**Work instructions**
Report each line of the entries that contains the word "offline", copied in full.

**The records**
****
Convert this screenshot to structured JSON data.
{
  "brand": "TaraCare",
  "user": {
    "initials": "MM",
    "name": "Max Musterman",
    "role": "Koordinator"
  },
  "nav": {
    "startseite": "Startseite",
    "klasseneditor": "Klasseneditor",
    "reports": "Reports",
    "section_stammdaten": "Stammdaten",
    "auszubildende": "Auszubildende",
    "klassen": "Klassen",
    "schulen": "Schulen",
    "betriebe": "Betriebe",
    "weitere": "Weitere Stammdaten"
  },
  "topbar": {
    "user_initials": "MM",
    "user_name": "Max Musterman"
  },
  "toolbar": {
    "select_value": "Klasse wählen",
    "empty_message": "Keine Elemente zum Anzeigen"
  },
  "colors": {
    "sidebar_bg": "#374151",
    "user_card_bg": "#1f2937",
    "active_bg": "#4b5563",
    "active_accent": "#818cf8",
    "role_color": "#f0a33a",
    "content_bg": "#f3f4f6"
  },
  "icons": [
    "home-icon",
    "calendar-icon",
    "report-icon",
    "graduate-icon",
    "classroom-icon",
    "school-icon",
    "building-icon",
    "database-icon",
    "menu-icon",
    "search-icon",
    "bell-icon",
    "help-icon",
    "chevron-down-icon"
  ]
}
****
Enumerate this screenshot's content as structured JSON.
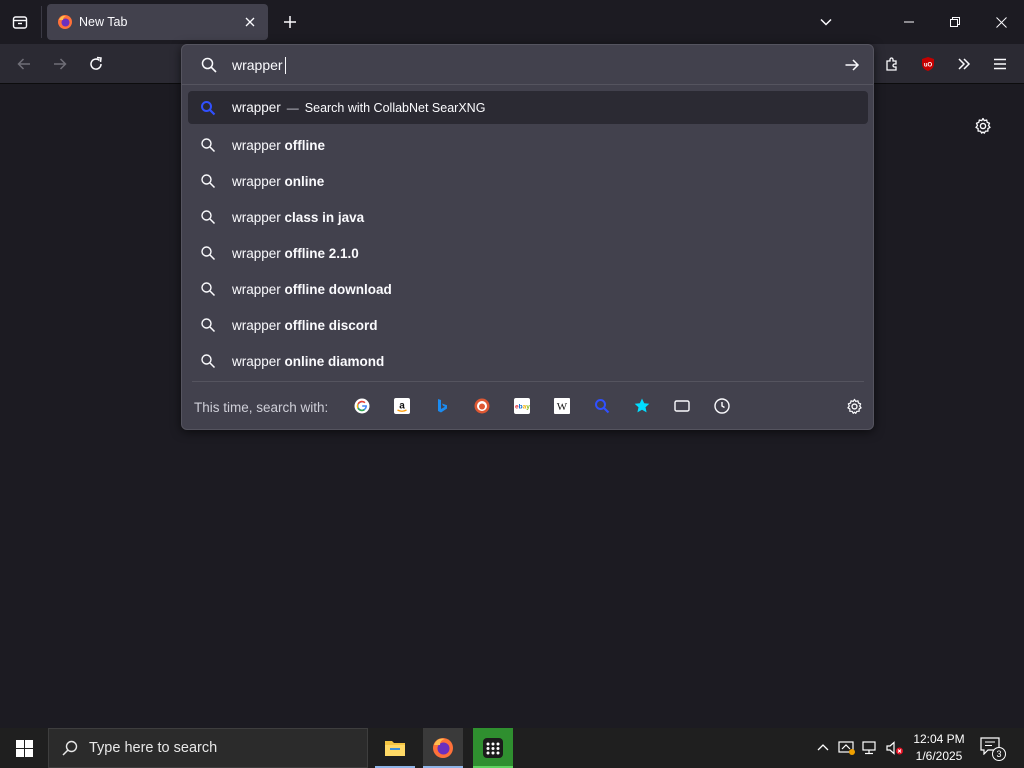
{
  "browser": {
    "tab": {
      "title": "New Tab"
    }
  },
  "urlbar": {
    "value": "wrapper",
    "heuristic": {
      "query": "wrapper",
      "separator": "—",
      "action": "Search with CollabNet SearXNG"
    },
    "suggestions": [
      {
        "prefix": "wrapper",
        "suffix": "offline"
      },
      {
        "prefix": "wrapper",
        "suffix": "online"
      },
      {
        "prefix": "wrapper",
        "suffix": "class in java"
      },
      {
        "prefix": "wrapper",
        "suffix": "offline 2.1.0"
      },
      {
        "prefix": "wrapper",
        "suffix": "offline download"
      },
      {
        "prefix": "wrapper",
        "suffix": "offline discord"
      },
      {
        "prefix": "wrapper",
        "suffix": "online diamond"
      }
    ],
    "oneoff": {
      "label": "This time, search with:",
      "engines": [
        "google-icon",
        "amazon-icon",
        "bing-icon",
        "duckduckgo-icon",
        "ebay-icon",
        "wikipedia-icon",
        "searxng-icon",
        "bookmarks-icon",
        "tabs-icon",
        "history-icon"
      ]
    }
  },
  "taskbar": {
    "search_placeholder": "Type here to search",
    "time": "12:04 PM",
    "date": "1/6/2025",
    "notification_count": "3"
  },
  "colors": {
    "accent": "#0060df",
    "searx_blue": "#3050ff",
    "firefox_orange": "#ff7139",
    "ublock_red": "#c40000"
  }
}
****
**Output of the task**
        "suffix": "offline"
        "suffix": "offline 2.1.0"
        "suffix": "offline download"
        "suffix": "offline discord"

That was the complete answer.